Collection entries
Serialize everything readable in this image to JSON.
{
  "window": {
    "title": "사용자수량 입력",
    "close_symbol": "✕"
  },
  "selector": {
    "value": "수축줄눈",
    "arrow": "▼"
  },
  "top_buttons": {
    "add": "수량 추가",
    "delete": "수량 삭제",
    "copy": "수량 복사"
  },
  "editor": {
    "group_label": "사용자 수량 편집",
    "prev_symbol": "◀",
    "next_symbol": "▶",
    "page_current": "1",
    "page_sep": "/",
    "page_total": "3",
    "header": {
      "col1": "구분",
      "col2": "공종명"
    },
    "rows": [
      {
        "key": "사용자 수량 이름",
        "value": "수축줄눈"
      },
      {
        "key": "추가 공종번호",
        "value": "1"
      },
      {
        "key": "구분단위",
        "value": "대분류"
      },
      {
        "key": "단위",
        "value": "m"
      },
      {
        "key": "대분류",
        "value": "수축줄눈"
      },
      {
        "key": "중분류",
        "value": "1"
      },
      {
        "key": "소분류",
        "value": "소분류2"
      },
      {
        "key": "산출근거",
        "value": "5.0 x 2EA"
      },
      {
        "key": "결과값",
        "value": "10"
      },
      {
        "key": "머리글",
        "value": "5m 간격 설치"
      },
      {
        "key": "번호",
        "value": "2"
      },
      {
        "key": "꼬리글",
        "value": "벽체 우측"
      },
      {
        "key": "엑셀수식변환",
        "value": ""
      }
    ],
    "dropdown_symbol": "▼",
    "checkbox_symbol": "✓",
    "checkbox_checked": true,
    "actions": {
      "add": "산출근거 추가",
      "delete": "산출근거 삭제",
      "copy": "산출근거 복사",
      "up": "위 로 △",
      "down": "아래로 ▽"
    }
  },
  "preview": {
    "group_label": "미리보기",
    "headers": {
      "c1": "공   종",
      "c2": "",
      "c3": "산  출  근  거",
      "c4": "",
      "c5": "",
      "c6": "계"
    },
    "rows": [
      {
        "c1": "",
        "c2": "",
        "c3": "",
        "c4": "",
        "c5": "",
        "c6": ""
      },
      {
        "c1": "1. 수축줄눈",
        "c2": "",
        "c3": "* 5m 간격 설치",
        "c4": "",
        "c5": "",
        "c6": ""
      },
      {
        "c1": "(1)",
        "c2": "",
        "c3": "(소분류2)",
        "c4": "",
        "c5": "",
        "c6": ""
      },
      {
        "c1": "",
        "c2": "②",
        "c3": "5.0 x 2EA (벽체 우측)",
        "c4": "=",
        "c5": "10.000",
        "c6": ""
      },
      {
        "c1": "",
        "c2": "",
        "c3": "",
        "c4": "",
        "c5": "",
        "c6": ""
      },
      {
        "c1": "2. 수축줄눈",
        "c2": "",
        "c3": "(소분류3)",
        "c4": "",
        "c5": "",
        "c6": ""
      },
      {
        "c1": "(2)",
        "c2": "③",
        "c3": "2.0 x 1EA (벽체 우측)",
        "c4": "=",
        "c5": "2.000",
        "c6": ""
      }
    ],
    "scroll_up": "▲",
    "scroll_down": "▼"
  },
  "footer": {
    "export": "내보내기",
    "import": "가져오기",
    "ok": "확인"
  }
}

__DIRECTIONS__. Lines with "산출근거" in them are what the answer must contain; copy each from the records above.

__RESPONSE TO THIS TASK__.
        "key": "산출근거",
      "add": "산출근거 추가",
      "delete": "산출근거 삭제",
      "copy": "산출근거 복사",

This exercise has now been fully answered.